**Problem to work on**:
From first line to last, output the records below exactly.
----- Data to process
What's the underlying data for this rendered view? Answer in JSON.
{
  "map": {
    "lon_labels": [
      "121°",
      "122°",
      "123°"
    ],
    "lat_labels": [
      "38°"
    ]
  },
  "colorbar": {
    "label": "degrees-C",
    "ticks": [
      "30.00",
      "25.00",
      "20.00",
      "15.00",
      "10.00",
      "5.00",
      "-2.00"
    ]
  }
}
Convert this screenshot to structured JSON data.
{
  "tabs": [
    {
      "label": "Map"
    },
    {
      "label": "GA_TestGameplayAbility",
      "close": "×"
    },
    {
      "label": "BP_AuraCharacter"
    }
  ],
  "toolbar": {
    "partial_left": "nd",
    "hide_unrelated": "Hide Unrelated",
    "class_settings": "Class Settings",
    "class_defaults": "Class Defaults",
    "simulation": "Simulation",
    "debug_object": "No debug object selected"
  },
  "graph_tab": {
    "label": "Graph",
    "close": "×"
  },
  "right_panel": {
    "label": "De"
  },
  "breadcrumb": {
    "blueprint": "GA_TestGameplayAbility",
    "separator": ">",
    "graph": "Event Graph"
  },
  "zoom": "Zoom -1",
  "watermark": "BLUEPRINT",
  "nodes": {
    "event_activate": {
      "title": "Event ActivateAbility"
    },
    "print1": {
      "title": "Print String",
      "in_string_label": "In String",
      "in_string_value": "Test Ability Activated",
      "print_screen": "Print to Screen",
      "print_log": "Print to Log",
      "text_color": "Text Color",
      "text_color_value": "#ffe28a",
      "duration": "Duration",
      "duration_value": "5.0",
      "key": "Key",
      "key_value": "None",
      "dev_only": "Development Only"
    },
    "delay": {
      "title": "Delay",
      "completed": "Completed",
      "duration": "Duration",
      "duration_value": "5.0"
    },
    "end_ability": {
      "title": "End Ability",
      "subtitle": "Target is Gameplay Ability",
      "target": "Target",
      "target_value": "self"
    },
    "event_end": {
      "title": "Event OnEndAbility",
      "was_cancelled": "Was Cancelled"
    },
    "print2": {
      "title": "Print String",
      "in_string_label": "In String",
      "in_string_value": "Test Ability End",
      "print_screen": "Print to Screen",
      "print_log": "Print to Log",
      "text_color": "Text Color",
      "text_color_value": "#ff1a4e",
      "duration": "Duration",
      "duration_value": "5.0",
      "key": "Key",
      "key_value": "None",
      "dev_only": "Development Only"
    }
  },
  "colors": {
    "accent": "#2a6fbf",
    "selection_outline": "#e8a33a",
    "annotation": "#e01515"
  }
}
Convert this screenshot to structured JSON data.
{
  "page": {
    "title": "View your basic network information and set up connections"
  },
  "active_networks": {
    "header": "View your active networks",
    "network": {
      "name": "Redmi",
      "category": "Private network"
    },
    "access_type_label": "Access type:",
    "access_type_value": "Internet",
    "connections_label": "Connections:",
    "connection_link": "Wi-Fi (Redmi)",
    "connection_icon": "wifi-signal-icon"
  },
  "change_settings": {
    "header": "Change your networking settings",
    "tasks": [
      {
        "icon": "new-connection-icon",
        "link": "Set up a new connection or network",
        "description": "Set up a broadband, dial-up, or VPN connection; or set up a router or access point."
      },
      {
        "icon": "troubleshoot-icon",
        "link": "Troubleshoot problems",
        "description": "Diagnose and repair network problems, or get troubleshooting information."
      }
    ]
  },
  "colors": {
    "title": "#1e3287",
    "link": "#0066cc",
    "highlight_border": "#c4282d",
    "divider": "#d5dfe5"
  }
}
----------
**Response below**:
What's the underlying data for this rendered view? Answer in JSON.
{
  "map": {
    "lon_labels": [
      "121°",
      "122°",
      "123°"
    ],
    "lat_labels": [
      "38°"
    ]
  },
  "colorbar": {
    "label": "degrees-C",
    "ticks": [
      "30.00",
      "25.00",
      "20.00",
      "15.00",
      "10.00",
      "5.00",
      "-2.00"
    ]
  }
}
Convert this screenshot to structured JSON data.
{
  "tabs": [
    {
      "label": "Map"
    },
    {
      "label": "GA_TestGameplayAbility",
      "close": "×"
    },
    {
      "label": "BP_AuraCharacter"
    }
  ],
  "toolbar": {
    "partial_left": "nd",
    "hide_unrelated": "Hide Unrelated",
    "class_settings": "Class Settings",
    "class_defaults": "Class Defaults",
    "simulation": "Simulation",
    "debug_object": "No debug object selected"
  },
  "graph_tab": {
    "label": "Graph",
    "close": "×"
  },
  "right_panel": {
    "label": "De"
  },
  "breadcrumb": {
    "blueprint": "GA_TestGameplayAbility",
    "separator": ">",
    "graph": "Event Graph"
  },
  "zoom": "Zoom -1",
  "watermark": "BLUEPRINT",
  "nodes": {
    "event_activate": {
      "title": "Event ActivateAbility"
    },
    "print1": {
      "title": "Print String",
      "in_string_label": "In String",
      "in_string_value": "Test Ability Activated",
      "print_screen": "Print to Screen",
      "print_log": "Print to Log",
      "text_color": "Text Color",
      "text_color_value": "#ffe28a",
      "duration": "Duration",
      "duration_value": "5.0",
      "key": "Key",
      "key_value": "None",
      "dev_only": "Development Only"
    },
    "delay": {
      "title": "Delay",
      "completed": "Completed",
      "duration": "Duration",
      "duration_value": "5.0"
    },
    "end_ability": {
      "title": "End Ability",
      "subtitle": "Target is Gameplay Ability",
      "target": "Target",
      "target_value": "self"
    },
    "event_end": {
      "title": "Event OnEndAbility",
      "was_cancelled": "Was Cancelled"
    },
    "print2": {
      "title": "Print String",
      "in_string_label": "In String",
      "in_string_value": "Test Ability End",
      "print_screen": "Print to Screen",
      "print_log": "Print to Log",
      "text_color": "Text Color",
      "text_color_value": "#ff1a4e",
      "duration": "Duration",
      "duration_value": "5.0",
      "key": "Key",
      "key_value": "None",
      "dev_only": "Development Only"
    }
  },
  "colors": {
    "accent": "#2a6fbf",
    "selection_outline": "#e8a33a",
    "annotation": "#e01515"
  }
}
Convert this screenshot to structured JSON data.
{
  "page": {
    "title": "View your basic network information and set up connections"
  },
  "active_networks": {
    "header": "View your active networks",
    "network": {
      "name": "Redmi",
      "category": "Private network"
    },
    "access_type_label": "Access type:",
    "access_type_value": "Internet",
    "connections_label": "Connections:",
    "connection_link": "Wi-Fi (Redmi)",
    "connection_icon": "wifi-signal-icon"
  },
  "change_settings": {
    "header": "Change your networking settings",
    "tasks": [
      {
        "icon": "new-connection-icon",
        "link": "Set up a new connection or network",
        "description": "Set up a broadband, dial-up, or VPN connection; or set up a router or access point."
      },
      {
        "icon": "troubleshoot-icon",
        "link": "Troubleshoot problems",
        "description": "Diagnose and repair network problems, or get troubleshooting information."
      }
    ]
  },
  "colors": {
    "title": "#1e3287",
    "link": "#0066cc",
    "highlight_border": "#c4282d",
    "divider": "#d5dfe5"
  }
}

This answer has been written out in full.